▸ Data shown:
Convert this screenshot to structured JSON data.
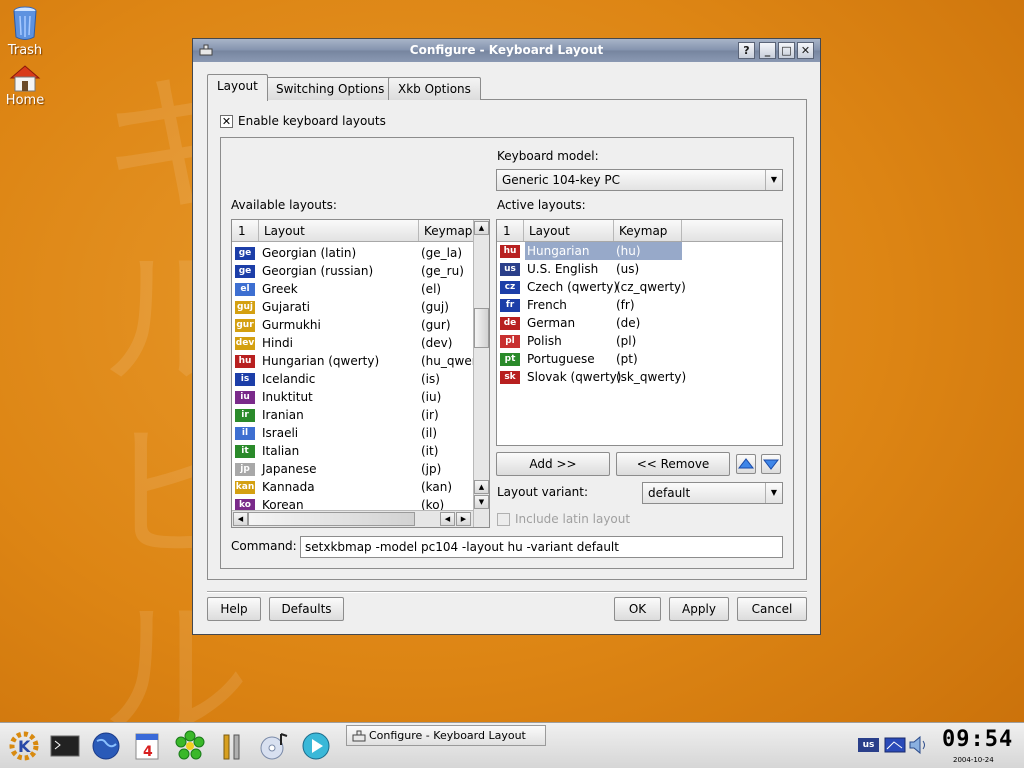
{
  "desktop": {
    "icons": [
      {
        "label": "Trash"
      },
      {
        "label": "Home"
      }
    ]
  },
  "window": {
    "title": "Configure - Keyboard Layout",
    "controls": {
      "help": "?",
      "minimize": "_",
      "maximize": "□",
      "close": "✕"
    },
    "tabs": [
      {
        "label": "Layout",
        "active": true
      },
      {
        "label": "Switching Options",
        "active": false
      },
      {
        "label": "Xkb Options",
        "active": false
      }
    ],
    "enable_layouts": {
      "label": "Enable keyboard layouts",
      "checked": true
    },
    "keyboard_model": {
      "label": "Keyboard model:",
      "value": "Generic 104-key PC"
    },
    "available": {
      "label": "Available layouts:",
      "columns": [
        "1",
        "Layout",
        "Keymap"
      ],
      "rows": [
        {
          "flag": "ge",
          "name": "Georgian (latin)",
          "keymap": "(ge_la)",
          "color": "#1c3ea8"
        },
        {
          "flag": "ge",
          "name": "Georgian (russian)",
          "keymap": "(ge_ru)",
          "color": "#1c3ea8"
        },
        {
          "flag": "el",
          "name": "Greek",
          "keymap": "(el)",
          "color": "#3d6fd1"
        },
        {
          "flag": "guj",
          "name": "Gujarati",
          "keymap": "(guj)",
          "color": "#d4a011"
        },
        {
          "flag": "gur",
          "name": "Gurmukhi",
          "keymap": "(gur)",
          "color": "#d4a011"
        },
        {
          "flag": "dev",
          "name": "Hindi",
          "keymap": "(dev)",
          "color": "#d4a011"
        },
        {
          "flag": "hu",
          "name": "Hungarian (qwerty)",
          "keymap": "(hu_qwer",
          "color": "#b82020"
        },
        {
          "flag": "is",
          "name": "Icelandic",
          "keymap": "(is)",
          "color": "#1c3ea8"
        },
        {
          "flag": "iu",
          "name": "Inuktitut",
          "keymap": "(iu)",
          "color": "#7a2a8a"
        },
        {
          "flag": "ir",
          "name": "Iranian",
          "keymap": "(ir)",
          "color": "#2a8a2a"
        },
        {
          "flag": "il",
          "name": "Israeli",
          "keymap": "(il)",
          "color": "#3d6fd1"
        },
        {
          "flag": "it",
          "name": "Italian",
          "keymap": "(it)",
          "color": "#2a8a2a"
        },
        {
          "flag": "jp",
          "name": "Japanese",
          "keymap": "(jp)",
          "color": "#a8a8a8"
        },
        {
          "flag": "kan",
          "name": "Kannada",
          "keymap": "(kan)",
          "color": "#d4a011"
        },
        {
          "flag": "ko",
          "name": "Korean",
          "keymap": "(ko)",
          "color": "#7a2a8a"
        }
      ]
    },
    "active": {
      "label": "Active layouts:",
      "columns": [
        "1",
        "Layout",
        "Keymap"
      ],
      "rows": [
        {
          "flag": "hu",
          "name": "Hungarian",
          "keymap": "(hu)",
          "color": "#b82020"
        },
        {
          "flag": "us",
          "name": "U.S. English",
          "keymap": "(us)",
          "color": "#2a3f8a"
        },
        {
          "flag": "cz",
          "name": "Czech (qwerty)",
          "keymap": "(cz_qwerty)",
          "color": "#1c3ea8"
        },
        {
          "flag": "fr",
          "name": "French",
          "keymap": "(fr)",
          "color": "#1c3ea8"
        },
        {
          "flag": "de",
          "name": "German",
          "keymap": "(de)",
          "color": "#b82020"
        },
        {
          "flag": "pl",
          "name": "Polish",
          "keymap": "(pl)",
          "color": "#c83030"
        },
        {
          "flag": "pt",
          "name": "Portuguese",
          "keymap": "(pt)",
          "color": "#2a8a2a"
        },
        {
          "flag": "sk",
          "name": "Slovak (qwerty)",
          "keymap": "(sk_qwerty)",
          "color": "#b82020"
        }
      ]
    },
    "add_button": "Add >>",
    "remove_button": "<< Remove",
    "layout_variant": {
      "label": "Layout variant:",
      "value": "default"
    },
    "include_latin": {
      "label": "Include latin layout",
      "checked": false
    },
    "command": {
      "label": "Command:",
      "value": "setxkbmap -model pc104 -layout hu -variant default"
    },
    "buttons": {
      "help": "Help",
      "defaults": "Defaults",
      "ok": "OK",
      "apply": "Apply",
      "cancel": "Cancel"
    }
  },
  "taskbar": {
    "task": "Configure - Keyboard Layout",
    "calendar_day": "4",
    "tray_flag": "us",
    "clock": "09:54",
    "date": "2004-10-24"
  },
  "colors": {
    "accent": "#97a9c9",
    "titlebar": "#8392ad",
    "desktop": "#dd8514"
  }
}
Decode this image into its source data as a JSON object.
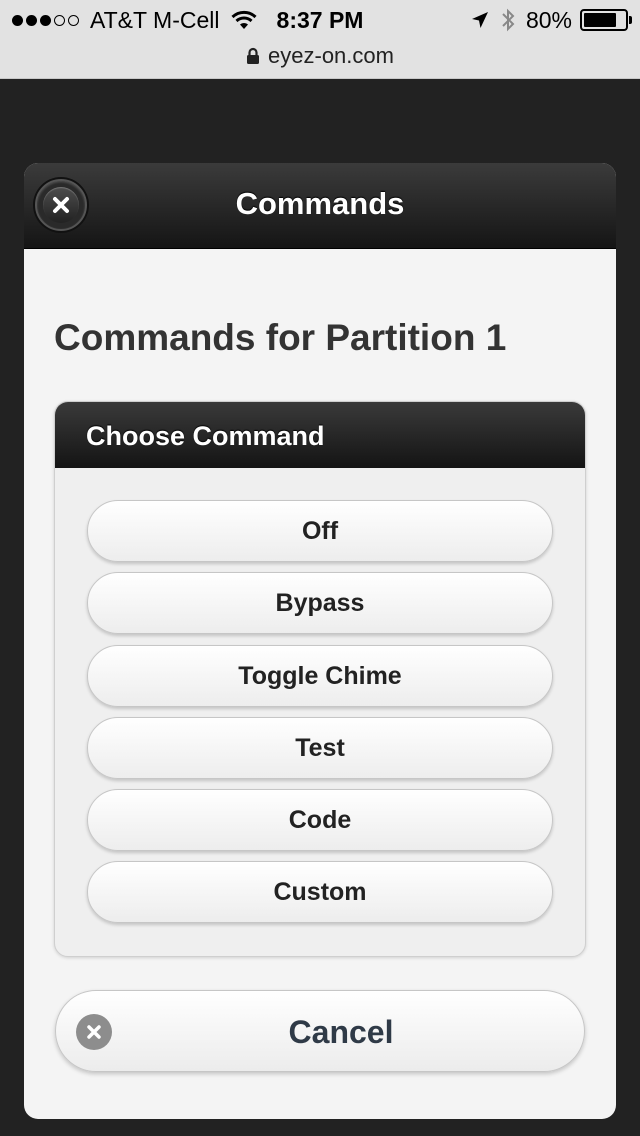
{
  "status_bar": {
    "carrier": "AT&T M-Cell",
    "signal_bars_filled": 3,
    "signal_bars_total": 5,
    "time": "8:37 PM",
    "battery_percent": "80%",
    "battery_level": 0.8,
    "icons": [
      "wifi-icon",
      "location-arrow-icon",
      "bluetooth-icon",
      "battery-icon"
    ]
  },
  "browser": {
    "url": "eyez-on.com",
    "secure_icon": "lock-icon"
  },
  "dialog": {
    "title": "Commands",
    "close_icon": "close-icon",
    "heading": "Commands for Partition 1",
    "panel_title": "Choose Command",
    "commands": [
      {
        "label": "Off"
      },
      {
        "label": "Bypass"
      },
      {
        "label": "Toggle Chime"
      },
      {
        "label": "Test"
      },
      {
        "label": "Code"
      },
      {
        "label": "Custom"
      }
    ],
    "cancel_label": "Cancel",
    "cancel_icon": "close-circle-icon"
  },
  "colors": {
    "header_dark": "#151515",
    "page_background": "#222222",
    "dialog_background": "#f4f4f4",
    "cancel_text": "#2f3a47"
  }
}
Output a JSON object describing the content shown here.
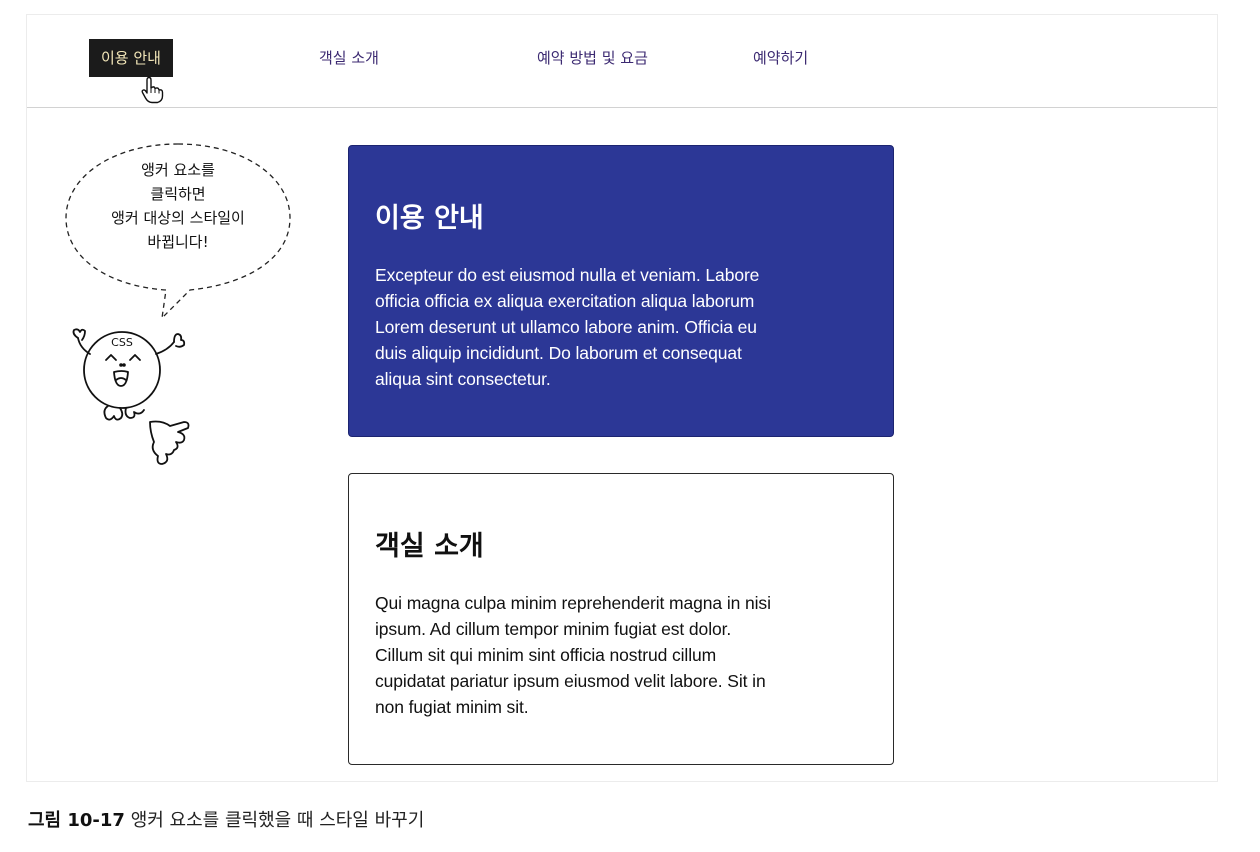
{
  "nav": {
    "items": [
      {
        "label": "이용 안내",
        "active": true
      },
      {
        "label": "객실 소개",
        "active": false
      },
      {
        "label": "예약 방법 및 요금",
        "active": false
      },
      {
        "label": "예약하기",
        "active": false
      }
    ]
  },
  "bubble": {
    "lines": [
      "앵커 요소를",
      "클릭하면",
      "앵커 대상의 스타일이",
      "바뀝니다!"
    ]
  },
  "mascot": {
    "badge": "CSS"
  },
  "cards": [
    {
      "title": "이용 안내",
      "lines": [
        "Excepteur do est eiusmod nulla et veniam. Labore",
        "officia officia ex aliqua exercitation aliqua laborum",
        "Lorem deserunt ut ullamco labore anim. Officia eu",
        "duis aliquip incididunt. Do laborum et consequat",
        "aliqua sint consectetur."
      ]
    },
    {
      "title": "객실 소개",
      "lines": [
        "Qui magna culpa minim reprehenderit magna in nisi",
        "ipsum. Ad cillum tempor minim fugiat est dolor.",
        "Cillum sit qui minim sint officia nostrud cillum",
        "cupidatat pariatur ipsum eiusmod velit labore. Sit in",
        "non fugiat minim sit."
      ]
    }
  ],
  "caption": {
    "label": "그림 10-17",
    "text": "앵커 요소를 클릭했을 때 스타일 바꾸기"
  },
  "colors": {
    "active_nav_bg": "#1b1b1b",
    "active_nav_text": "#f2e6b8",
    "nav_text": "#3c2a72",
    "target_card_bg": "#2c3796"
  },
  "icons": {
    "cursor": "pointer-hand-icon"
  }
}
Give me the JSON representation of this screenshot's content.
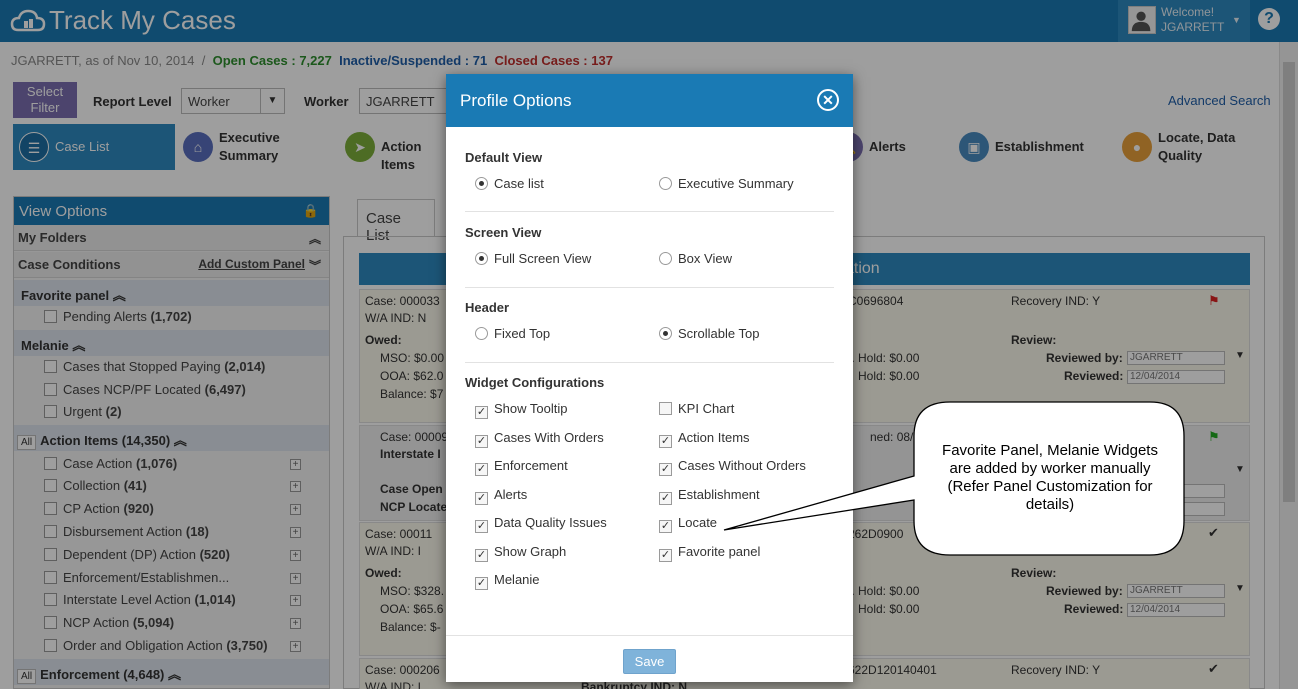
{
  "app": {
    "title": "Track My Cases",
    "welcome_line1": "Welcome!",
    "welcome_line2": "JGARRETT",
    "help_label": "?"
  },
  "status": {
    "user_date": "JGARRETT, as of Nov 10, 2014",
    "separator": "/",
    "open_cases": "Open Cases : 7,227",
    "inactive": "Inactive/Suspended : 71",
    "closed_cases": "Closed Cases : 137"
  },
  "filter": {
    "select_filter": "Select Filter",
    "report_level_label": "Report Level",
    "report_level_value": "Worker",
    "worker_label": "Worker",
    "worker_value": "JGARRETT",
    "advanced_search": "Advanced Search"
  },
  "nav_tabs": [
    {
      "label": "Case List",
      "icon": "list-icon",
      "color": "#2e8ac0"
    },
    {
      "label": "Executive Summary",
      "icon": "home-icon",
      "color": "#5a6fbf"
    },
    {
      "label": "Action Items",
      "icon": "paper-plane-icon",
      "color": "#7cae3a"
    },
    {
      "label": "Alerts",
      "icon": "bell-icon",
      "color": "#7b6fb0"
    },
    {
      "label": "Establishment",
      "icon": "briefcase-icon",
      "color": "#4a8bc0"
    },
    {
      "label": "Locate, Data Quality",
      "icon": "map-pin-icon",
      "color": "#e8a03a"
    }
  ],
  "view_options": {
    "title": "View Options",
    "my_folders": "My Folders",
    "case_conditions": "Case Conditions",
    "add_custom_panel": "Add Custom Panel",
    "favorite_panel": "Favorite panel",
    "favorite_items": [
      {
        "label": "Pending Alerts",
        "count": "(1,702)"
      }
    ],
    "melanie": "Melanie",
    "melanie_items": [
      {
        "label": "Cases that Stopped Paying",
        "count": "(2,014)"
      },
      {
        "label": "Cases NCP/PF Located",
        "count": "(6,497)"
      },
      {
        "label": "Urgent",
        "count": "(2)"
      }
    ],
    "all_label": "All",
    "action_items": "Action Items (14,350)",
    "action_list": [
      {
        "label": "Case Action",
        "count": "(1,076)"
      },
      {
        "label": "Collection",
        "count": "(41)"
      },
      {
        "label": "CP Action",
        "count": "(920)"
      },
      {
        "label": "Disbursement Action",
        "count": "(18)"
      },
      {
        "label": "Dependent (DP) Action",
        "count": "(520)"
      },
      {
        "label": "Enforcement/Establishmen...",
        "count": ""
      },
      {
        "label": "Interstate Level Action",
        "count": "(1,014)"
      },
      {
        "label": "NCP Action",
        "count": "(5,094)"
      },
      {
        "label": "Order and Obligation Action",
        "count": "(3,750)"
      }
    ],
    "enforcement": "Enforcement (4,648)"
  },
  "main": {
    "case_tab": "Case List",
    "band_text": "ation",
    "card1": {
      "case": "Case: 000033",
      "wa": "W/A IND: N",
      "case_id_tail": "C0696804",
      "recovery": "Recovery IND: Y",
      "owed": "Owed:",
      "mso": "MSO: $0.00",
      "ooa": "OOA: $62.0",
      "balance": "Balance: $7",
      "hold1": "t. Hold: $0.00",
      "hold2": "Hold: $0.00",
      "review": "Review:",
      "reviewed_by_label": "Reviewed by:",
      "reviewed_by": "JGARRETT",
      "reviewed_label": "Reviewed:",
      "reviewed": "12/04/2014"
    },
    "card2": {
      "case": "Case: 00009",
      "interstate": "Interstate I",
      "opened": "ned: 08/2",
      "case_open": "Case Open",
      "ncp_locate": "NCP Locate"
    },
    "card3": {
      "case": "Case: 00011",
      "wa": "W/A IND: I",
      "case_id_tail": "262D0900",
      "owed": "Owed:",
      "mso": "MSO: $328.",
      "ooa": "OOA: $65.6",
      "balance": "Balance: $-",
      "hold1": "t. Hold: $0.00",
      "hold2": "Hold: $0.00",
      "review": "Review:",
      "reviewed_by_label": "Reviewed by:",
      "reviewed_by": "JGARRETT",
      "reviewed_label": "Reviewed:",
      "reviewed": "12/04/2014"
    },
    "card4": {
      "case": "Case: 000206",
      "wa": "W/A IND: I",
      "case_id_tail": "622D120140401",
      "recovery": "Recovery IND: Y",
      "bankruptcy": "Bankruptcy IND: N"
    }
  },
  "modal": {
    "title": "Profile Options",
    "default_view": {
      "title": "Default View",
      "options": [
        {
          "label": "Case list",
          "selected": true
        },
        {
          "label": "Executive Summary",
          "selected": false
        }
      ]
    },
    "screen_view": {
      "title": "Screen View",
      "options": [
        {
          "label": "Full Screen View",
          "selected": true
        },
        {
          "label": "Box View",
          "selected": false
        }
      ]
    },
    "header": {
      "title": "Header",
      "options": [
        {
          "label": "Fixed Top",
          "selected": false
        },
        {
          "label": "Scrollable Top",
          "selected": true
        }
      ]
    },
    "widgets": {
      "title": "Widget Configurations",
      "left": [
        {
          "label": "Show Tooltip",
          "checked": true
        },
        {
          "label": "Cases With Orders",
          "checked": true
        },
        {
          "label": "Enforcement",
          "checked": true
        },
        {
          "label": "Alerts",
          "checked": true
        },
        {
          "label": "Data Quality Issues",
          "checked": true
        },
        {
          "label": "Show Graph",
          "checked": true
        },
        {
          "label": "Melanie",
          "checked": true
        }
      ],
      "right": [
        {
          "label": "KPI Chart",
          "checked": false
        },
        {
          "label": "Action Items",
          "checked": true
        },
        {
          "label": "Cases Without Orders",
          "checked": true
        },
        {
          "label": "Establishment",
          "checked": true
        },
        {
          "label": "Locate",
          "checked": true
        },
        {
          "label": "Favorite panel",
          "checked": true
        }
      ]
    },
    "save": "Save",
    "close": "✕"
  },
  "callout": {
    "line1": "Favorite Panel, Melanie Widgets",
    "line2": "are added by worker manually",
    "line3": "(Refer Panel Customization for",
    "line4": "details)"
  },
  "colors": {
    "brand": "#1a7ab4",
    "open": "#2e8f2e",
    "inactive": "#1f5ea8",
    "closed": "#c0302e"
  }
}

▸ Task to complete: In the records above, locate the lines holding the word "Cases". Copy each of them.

▸ Reply:
    "title": "Track My Cases",
    "open_cases": "Open Cases : 7,227",
    "closed_cases": "Closed Cases : 137"
        "label": "Cases that Stopped Paying",
        "label": "Cases NCP/PF Located",
          "label": "Cases With Orders",
          "label": "Cases Without Orders",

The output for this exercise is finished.